“Christians don’t tell lies they just go to church and sing them” ~ A.W. Tozer
I am convinced that one of the problems in the contemporary evangelical church is the songs chosen for worship. I’m not talking about the differences between contemporary and traditional styles of worship. I’m talking about the content of the songs. As Tozer’s quote informs us, we aren’t singing what we honestly feel.
It seems to me that too many of the songs written in the past decade speak nothing of the difficulties of living the Christian life. There isn’t a hint of doubt or sorrow. Jesus was a man of sorrows and yet all we sing about is joy and awe, blessing and thanksgiving. There is certainly a place for those themes, but have you read the Psalms lately? The Psalms represent real people wrestling with real emotions.
Look at the Praise Charts and point me to a song that resounds with themes of weariness and grief (Psalm 6). Better yet, listen to Dear Refuge of My Weary Soul and recognize that it’s possible to be encouraged by a song that speaks openly of the Christian’s fainting hope and gloomy doubts.
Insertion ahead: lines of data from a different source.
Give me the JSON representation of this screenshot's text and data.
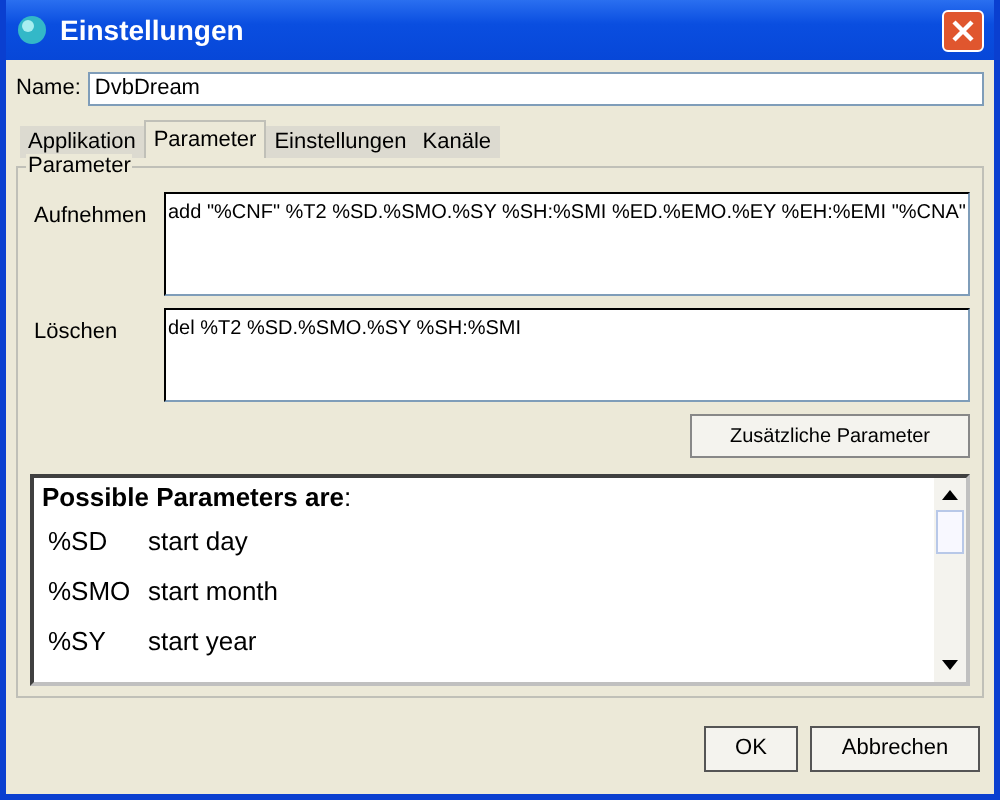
{
  "window": {
    "title": "Einstellungen"
  },
  "name_field": {
    "label": "Name:",
    "value": "DvbDream"
  },
  "tabs": [
    {
      "label": "Applikation",
      "selected": false
    },
    {
      "label": "Parameter",
      "selected": true
    },
    {
      "label": "Einstellungen",
      "selected": false
    },
    {
      "label": "Kanäle",
      "selected": false
    }
  ],
  "group": {
    "title": "Parameter",
    "fields": [
      {
        "label": "Aufnehmen",
        "value": "add \"%CNF\" %T2 %SD.%SMO.%SY %SH:%SMI %ED.%EMO.%EY %EH:%EMI \"%CNA\""
      },
      {
        "label": "Löschen",
        "value": "del %T2 %SD.%SMO.%SY %SH:%SMI"
      }
    ],
    "extra_button": "Zusätzliche Parameter",
    "help": {
      "heading": "**Possible Parameters are**:",
      "rows": [
        {
          "code": "%SD",
          "description": "start day"
        },
        {
          "code": "%SMO",
          "description": "start month"
        },
        {
          "code": "%SY",
          "description": "start year"
        }
      ]
    }
  },
  "buttons": [
    "OK",
    "Abbrechen"
  ]
}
It’s encouraging because it’s honest. The Church needs more honest hymns like this.